── Data records ──

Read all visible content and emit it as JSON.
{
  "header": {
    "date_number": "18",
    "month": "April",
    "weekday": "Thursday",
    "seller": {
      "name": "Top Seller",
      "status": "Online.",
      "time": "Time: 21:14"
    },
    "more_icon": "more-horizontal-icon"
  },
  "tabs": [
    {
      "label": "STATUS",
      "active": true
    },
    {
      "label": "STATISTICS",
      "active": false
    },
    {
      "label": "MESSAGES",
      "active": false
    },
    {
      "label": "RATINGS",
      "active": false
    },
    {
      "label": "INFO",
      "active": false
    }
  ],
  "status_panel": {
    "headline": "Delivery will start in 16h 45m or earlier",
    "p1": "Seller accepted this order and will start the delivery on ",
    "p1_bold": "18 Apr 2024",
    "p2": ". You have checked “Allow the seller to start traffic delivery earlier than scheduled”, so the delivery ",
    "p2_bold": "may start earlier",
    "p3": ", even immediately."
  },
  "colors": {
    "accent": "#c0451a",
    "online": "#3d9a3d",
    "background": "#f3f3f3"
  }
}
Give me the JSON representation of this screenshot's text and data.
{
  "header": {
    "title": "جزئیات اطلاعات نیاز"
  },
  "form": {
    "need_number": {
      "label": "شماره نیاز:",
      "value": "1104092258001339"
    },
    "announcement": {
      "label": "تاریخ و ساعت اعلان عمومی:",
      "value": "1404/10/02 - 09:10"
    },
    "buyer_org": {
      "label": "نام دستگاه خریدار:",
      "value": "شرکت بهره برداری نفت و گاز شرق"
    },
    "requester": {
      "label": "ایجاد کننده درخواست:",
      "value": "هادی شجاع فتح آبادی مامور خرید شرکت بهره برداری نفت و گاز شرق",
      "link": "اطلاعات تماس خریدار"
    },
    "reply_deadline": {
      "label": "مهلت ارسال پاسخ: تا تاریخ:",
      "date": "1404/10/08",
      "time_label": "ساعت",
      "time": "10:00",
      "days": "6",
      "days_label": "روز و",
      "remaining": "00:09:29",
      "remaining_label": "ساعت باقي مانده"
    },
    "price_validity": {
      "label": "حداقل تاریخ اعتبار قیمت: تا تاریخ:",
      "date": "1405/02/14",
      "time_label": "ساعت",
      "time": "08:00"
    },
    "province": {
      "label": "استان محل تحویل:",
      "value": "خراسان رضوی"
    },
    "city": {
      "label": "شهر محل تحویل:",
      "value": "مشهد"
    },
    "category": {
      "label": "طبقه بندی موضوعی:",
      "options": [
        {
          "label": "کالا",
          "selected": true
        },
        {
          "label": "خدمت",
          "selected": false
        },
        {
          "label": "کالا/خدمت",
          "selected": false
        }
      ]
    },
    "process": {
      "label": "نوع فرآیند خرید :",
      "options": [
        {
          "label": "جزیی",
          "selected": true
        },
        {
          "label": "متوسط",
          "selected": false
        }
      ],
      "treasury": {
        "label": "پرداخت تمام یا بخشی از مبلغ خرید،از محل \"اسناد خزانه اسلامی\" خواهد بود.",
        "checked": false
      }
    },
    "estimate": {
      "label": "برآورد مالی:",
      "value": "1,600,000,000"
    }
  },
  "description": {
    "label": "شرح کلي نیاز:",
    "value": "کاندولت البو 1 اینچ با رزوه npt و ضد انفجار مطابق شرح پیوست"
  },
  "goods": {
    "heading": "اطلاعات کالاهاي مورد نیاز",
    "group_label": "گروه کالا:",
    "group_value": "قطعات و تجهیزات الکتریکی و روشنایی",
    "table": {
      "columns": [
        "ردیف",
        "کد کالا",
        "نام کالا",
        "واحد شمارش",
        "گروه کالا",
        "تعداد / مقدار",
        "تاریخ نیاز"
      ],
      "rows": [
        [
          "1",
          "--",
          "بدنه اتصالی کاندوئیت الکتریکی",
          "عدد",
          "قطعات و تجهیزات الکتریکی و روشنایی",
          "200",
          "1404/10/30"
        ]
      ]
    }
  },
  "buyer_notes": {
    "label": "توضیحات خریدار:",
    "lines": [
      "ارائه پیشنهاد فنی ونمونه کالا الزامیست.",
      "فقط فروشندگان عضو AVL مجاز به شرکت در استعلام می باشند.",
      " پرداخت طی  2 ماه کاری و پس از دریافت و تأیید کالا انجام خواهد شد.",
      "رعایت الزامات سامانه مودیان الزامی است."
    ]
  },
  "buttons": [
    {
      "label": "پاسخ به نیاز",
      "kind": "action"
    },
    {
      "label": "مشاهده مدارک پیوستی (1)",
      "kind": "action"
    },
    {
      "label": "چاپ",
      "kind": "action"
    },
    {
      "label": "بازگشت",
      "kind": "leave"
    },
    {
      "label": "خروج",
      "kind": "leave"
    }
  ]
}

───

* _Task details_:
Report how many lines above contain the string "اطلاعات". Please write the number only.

* _Response area_:
3